* Assignment
"Parse this screenshot: output" appears in one line of the records below. Output that line and each one after it, exactly, through the last line.
*** Opening Data excerpts ***
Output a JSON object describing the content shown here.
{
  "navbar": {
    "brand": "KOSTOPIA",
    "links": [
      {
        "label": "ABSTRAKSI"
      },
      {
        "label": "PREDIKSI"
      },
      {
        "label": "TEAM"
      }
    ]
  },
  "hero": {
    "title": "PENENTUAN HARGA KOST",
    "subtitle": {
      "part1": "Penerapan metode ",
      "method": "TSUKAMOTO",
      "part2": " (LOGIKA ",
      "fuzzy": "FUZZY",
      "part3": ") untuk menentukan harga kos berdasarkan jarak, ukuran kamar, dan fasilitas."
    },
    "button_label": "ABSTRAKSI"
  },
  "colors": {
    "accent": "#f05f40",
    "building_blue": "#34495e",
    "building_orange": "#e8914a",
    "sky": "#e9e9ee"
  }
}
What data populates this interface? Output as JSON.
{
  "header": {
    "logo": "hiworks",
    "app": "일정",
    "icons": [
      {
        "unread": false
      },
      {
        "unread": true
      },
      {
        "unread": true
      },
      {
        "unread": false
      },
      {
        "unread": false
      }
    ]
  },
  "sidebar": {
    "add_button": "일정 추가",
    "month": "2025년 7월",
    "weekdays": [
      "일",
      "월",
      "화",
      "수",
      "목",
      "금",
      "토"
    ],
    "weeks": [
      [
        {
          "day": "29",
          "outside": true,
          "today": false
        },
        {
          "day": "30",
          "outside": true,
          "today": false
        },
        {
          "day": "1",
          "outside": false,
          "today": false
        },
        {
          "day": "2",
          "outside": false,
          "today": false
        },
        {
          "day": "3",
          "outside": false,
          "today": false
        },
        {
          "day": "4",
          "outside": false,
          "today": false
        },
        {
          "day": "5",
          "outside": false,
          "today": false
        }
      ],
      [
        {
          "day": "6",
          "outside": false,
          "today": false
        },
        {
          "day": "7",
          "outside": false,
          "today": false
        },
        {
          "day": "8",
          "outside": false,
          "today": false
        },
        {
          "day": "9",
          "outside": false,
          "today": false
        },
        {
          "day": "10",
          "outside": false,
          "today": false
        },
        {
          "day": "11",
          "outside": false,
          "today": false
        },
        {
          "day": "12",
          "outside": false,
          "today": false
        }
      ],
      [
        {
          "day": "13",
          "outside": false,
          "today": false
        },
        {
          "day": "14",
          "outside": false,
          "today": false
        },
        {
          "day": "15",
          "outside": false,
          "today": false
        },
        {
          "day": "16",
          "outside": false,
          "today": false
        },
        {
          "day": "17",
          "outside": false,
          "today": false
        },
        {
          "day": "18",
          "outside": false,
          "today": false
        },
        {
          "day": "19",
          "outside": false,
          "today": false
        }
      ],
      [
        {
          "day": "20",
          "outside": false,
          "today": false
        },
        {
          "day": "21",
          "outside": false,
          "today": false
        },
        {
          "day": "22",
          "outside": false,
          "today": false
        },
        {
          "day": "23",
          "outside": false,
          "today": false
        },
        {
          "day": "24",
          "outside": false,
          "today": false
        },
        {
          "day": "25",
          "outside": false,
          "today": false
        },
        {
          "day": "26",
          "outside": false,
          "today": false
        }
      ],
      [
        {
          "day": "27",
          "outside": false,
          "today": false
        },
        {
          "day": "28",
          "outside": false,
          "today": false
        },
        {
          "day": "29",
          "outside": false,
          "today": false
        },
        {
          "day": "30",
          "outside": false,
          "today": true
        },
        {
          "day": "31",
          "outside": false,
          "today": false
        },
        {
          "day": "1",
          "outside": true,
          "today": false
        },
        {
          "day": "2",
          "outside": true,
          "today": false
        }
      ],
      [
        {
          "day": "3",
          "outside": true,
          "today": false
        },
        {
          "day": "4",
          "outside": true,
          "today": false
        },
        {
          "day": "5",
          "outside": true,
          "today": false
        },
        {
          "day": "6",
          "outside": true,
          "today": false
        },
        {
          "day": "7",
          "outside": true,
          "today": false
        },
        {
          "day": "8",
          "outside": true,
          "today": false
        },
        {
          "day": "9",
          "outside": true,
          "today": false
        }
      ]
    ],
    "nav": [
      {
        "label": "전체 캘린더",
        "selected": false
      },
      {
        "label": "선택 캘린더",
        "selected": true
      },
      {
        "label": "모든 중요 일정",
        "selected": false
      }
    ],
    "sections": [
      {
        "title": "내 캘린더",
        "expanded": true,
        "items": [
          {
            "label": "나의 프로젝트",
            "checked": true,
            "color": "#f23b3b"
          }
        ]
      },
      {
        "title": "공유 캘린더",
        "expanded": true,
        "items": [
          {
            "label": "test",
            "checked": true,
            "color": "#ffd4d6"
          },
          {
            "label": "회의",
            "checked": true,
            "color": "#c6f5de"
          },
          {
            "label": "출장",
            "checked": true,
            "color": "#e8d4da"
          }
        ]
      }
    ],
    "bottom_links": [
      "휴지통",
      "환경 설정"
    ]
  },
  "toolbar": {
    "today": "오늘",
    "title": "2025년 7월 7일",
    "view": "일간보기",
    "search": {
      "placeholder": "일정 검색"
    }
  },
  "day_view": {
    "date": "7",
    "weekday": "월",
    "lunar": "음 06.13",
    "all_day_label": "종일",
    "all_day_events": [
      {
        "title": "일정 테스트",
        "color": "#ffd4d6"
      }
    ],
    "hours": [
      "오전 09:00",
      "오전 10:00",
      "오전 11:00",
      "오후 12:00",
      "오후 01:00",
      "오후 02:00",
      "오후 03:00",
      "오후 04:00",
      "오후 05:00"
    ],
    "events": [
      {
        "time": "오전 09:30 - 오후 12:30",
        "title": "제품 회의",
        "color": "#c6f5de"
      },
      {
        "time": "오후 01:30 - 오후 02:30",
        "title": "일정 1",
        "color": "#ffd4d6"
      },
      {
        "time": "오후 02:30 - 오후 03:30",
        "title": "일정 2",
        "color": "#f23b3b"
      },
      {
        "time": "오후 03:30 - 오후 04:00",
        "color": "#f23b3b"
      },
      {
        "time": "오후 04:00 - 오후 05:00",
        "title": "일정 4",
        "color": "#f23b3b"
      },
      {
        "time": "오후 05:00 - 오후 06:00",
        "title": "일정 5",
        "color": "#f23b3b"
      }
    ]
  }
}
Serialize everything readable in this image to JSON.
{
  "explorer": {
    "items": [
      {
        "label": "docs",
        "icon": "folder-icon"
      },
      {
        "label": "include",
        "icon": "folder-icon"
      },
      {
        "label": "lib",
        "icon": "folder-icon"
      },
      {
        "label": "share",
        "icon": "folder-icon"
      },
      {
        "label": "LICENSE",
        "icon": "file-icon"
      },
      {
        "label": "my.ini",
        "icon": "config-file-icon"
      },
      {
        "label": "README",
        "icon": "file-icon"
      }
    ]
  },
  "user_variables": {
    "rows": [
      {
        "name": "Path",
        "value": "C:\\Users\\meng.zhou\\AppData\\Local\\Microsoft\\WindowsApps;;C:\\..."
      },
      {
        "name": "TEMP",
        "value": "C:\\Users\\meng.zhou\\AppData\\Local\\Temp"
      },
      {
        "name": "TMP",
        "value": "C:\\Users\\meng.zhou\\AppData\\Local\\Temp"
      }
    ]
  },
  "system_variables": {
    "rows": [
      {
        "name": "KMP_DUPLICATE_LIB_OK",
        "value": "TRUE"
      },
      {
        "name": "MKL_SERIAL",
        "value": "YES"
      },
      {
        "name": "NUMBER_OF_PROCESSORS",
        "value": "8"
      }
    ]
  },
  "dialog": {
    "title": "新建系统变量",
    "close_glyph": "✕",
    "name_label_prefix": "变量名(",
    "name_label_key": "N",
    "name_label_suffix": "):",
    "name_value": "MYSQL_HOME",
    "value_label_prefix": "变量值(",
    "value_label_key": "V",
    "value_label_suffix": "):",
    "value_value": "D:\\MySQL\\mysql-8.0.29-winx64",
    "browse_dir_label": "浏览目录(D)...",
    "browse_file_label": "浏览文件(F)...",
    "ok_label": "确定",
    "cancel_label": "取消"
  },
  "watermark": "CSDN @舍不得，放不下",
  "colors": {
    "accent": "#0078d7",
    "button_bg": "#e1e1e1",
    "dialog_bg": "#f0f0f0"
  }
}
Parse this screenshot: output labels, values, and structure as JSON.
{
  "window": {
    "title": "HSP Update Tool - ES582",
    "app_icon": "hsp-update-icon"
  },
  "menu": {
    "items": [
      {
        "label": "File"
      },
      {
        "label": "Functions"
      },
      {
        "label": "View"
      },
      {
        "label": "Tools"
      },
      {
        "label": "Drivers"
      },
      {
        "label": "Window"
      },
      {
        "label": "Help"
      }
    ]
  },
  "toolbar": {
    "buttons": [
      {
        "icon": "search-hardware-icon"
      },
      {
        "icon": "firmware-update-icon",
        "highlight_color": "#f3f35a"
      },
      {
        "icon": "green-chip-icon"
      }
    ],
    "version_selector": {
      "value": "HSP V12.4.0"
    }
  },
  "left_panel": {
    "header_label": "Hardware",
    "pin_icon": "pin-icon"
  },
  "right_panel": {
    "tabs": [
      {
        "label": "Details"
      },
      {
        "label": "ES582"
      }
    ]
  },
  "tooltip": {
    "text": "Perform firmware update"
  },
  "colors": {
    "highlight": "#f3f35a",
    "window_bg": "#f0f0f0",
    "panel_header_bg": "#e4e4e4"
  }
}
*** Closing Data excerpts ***
* Output of the task
Parse this screenshot: output labels, values, and structure as JSON.
{
  "window": {
    "title": "HSP Update Tool - ES582",
    "app_icon": "hsp-update-icon"
  },
  "menu": {
    "items": [
      {
        "label": "File"
      },
      {
        "label": "Functions"
      },
      {
        "label": "View"
      },
      {
        "label": "Tools"
      },
      {
        "label": "Drivers"
      },
      {
        "label": "Window"
      },
      {
        "label": "Help"
      }
    ]
  },
  "toolbar": {
    "buttons": [
      {
        "icon": "search-hardware-icon"
      },
      {
        "icon": "firmware-update-icon",
        "highlight_color": "#f3f35a"
      },
      {
        "icon": "green-chip-icon"
      }
    ],
    "version_selector": {
      "value": "HSP V12.4.0"
    }
  },
  "left_panel": {
    "header_label": "Hardware",
    "pin_icon": "pin-icon"
  },
  "right_panel": {
    "tabs": [
      {
        "label": "Details"
      },
      {
        "label": "ES582"
      }
    ]
  },
  "tooltip": {
    "text": "Perform firmware update"
  },
  "colors": {
    "highlight": "#f3f35a",
    "window_bg": "#f0f0f0",
    "panel_header_bg": "#e4e4e4"
  }
}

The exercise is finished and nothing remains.